- [Aim of the task] Retype the records in full, and please keep the pictures out of the copy.

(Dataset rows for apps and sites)
○ ○ ○ ○
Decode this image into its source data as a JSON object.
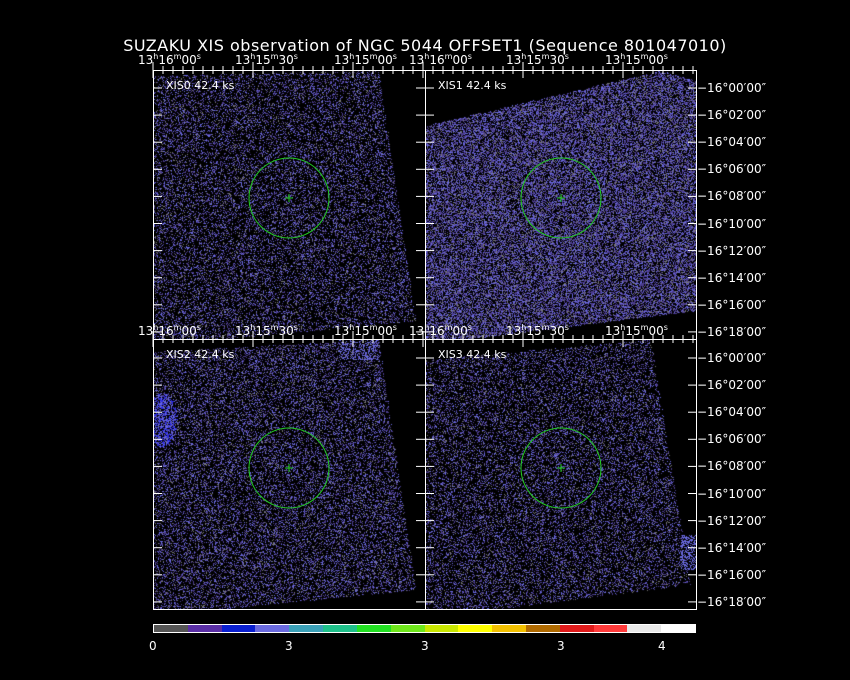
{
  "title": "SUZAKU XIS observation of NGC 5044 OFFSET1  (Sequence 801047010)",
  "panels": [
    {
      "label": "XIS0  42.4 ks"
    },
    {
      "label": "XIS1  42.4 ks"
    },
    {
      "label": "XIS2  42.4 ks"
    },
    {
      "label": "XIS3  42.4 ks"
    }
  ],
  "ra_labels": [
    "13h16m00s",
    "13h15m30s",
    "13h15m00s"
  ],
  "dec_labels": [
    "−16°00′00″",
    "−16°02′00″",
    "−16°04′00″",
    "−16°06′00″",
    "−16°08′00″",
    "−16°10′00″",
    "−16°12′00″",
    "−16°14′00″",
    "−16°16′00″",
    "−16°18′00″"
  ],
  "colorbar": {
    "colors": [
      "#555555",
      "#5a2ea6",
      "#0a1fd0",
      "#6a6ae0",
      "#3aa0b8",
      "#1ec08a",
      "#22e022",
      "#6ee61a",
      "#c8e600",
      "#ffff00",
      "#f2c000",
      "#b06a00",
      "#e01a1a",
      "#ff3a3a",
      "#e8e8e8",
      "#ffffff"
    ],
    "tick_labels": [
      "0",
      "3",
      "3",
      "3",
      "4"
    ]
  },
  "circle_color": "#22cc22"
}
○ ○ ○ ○
- [Response]
Decode this image into its source data as a JSON object.
{
  "title": "SUZAKU XIS observation of NGC 5044 OFFSET1  (Sequence 801047010)",
  "panels": [
    {
      "label": "XIS0  42.4 ks"
    },
    {
      "label": "XIS1  42.4 ks"
    },
    {
      "label": "XIS2  42.4 ks"
    },
    {
      "label": "XIS3  42.4 ks"
    }
  ],
  "ra_labels": [
    "13h16m00s",
    "13h15m30s",
    "13h15m00s"
  ],
  "dec_labels": [
    "−16°00′00″",
    "−16°02′00″",
    "−16°04′00″",
    "−16°06′00″",
    "−16°08′00″",
    "−16°10′00″",
    "−16°12′00″",
    "−16°14′00″",
    "−16°16′00″",
    "−16°18′00″"
  ],
  "colorbar": {
    "colors": [
      "#555555",
      "#5a2ea6",
      "#0a1fd0",
      "#6a6ae0",
      "#3aa0b8",
      "#1ec08a",
      "#22e022",
      "#6ee61a",
      "#c8e600",
      "#ffff00",
      "#f2c000",
      "#b06a00",
      "#e01a1a",
      "#ff3a3a",
      "#e8e8e8",
      "#ffffff"
    ],
    "tick_labels": [
      "0",
      "3",
      "3",
      "3",
      "4"
    ]
  },
  "circle_color": "#22cc22"
}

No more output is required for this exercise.